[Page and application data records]
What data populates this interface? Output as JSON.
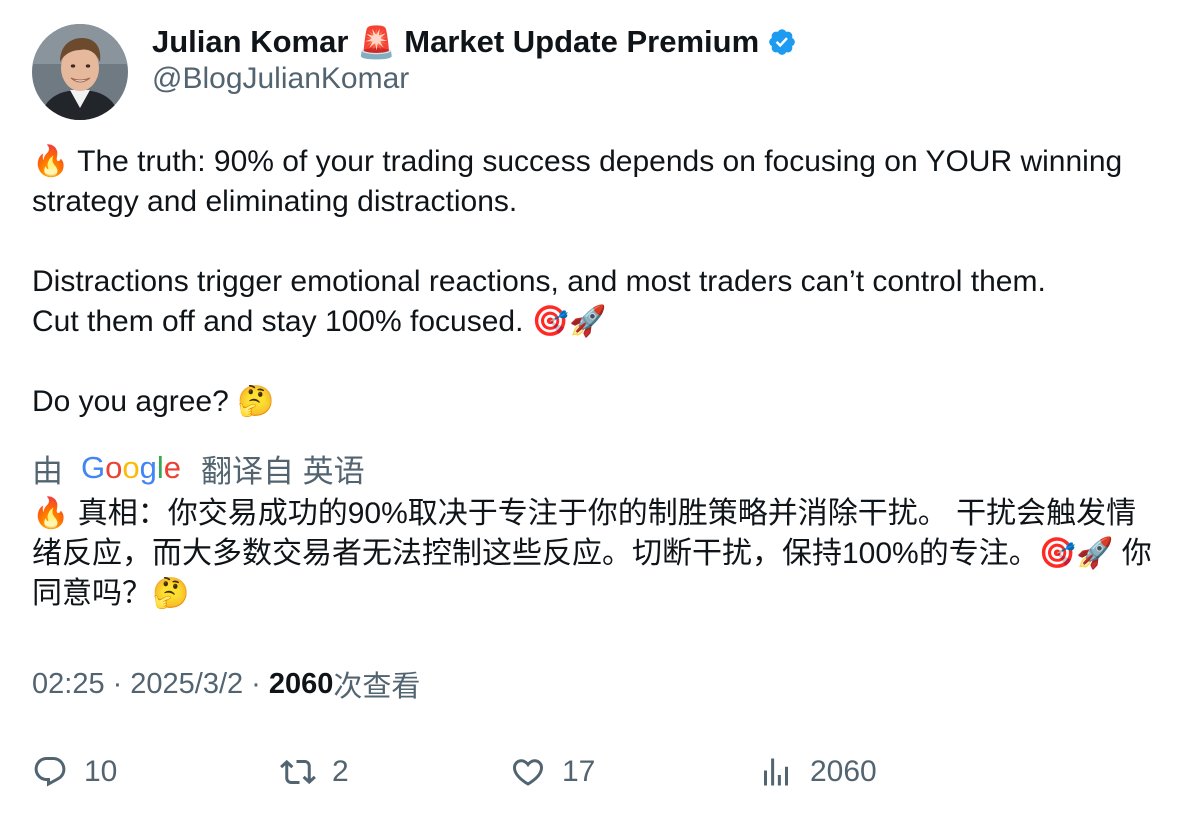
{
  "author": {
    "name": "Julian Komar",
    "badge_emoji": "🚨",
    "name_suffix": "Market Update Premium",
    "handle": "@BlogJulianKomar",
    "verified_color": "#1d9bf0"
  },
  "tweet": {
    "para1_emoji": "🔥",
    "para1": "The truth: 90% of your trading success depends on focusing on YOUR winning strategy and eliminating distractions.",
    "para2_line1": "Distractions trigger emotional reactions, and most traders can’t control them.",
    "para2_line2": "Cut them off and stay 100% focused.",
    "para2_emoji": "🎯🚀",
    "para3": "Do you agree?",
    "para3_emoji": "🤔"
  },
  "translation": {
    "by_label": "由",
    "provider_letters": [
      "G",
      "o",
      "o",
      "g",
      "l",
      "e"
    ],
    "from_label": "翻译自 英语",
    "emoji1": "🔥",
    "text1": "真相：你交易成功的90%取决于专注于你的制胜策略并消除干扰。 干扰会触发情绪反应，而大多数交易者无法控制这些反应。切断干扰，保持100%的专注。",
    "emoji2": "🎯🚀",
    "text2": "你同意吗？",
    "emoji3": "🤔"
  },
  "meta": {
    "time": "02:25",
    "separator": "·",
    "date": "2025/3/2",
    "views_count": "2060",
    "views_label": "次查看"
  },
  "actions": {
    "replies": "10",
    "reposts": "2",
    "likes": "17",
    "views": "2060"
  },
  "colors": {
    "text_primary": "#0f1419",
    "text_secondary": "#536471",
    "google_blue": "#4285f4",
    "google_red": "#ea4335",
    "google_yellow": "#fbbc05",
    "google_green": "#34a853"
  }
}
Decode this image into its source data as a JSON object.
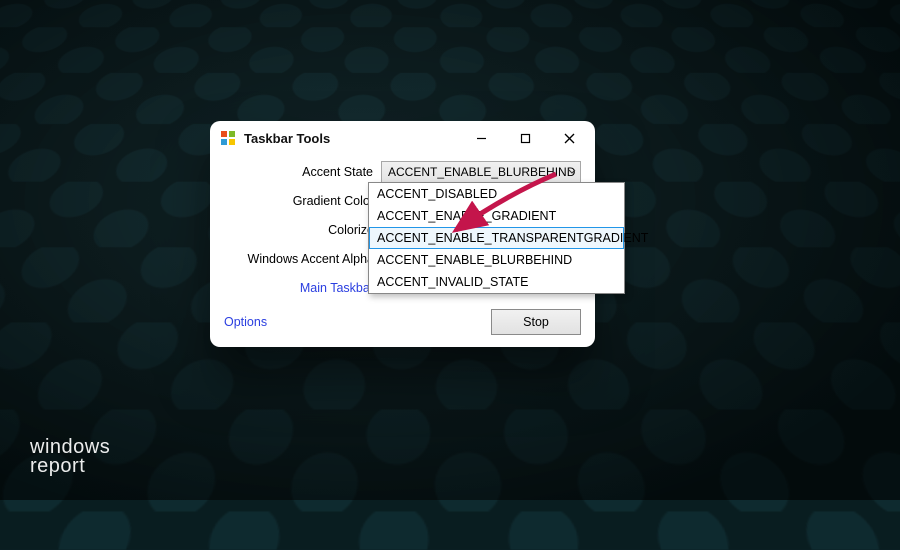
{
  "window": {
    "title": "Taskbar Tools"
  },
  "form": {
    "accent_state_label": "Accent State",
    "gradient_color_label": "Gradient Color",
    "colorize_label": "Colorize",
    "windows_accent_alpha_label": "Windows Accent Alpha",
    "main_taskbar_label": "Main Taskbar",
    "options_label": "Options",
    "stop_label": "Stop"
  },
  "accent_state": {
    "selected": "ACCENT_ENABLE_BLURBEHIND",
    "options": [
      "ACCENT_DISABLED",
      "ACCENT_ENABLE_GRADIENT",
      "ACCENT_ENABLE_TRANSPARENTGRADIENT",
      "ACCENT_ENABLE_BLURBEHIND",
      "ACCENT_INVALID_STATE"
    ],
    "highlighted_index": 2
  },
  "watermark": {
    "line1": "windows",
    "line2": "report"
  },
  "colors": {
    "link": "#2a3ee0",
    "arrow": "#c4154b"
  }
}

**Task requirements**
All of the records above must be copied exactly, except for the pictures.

**Exercise output**
What data populates this interface? Output as JSON.
{
  "author": {
    "name": "Julian Komar",
    "badge_emoji": "🚨",
    "name_suffix": "Market Update Premium",
    "handle": "@BlogJulianKomar",
    "verified_color": "#1d9bf0"
  },
  "tweet": {
    "para1_emoji": "🔥",
    "para1": "The truth: 90% of your trading success depends on focusing on YOUR winning strategy and eliminating distractions.",
    "para2_line1": "Distractions trigger emotional reactions, and most traders can’t control them.",
    "para2_line2": "Cut them off and stay 100% focused.",
    "para2_emoji": "🎯🚀",
    "para3": "Do you agree?",
    "para3_emoji": "🤔"
  },
  "translation": {
    "by_label": "由",
    "provider_letters": [
      "G",
      "o",
      "o",
      "g",
      "l",
      "e"
    ],
    "from_label": "翻译自 英语",
    "emoji1": "🔥",
    "text1": "真相：你交易成功的90%取决于专注于你的制胜策略并消除干扰。 干扰会触发情绪反应，而大多数交易者无法控制这些反应。切断干扰，保持100%的专注。",
    "emoji2": "🎯🚀",
    "text2": "你同意吗？",
    "emoji3": "🤔"
  },
  "meta": {
    "time": "02:25",
    "separator": "·",
    "date": "2025/3/2",
    "views_count": "2060",
    "views_label": "次查看"
  },
  "actions": {
    "replies": "10",
    "reposts": "2",
    "likes": "17",
    "views": "2060"
  },
  "colors": {
    "text_primary": "#0f1419",
    "text_secondary": "#536471",
    "google_blue": "#4285f4",
    "google_red": "#ea4335",
    "google_yellow": "#fbbc05",
    "google_green": "#34a853"
  }
}
Decode this image into its source data as a JSON object.
{
  "window": {
    "title": "Taskbar Tools"
  },
  "form": {
    "accent_state_label": "Accent State",
    "gradient_color_label": "Gradient Color",
    "colorize_label": "Colorize",
    "windows_accent_alpha_label": "Windows Accent Alpha",
    "main_taskbar_label": "Main Taskbar",
    "options_label": "Options",
    "stop_label": "Stop"
  },
  "accent_state": {
    "selected": "ACCENT_ENABLE_BLURBEHIND",
    "options": [
      "ACCENT_DISABLED",
      "ACCENT_ENABLE_GRADIENT",
      "ACCENT_ENABLE_TRANSPARENTGRADIENT",
      "ACCENT_ENABLE_BLURBEHIND",
      "ACCENT_INVALID_STATE"
    ],
    "highlighted_index": 2
  },
  "watermark": {
    "line1": "windows",
    "line2": "report"
  },
  "colors": {
    "link": "#2a3ee0",
    "arrow": "#c4154b"
  }
}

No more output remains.